Right now, as I’m writing this, I’m part of a Facebook group designed by famed minimalist Joshua Becker. Recently, a member presented the group with a photo of about 20 kids books and asked how many books is enough. She got responses like, “There are some studies talking about having 500 books in the home as being very positive. I saw another article that said a minimum of 80 books and gains were seen up to 350 books. There is research on this.” and “I would say more books. Books, books, books,” and “We have hundreds of books in the house, and this is something that is NOT going away. There is a correlation between access to books in childhood and level of education in adulthood.

Only one person posted an article supporting their thesis that reading many books is linked to success. It was an article about the 11 daily habits of billionaires, and one of the items mentioned that reading was important. Also mentioned was that billionaires lived below their means and the meditated and exercised daily. If I bought 3-4 books every month, that would be around fifty dollar a month. That isn’t unreasonable but since I don’t often re-read, it seems a wasted amount for what I could get from the library for free.

We have this weird idea that buying books makes us smarter, replacing the known fact that reading makes us smarter. We do not learn through osmosis.

How You Can Minimize Your Book Collection

The same magic rule of three applies here. One stack to keep, one stack to donate, but instead of one pile for tossing we are going to have one labeled “ambition” as in books that you swore you would read or use to become better at something or be a better person.

The Keep Pile

What do you re-read?

The Donate Pile

What are you generally done with? This includes novels but also textbooks that might be outdated and which you may be able to sell on Amazon. Trust me, there are many many college students who could use textbooks that are only a few years old. However, that C++ textbook from 1999? You’ll probably have to recycle that.

Secondly, do you have any bibliophile friends that could use some recommendations? Get a stack together to present to your friends.

The Ambition Pile

My personal ambition pile was pretty high (figuratively and literally). Higher than my keep pile. I culled so much that I effectively gave up a separate life filled with neglected goals. After a sixl months, I did pick up one or two of those books again.

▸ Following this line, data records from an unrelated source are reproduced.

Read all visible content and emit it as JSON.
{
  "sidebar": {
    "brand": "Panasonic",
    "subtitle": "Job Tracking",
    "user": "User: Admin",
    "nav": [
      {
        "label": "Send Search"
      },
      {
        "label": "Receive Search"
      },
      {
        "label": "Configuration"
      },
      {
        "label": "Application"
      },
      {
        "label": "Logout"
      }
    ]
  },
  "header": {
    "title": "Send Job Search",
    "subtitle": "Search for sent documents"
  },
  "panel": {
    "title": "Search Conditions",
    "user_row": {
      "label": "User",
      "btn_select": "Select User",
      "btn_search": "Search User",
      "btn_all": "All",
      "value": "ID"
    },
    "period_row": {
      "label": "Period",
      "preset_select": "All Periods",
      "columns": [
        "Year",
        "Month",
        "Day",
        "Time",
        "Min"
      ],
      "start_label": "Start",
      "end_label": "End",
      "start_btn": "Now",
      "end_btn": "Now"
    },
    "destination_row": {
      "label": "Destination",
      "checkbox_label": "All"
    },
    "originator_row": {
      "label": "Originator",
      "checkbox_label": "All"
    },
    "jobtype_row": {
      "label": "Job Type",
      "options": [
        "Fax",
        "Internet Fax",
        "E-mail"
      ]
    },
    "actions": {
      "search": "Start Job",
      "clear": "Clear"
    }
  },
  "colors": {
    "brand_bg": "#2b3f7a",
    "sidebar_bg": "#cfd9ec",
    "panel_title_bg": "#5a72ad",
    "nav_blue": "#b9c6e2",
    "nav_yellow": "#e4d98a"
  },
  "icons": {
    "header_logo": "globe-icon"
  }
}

The rest I donated to someone with more time than I was willing to give up.

All of your Ambition Pile books should go on a separate shelf. Give that shelf an expiration date. You determine the timeline but at the end if you haven’t cracked open the book on hand lettering, it’s time to move it to a donate box.

Final Words

We tend to use our bookshelves like bumper stickers. As in “Hey everybody! I’m literate and we might share values!” However, unless it’s something that is picked up often and read like a bible, it probably has little place in your current life. Why live seated next to the guilt of an unachieved dream?

You may also like...

Popular Articles...

Leave a Reply, short but sweet or long and neat!

This site uses Akismet to reduce spam. Learn how your comment data is processed.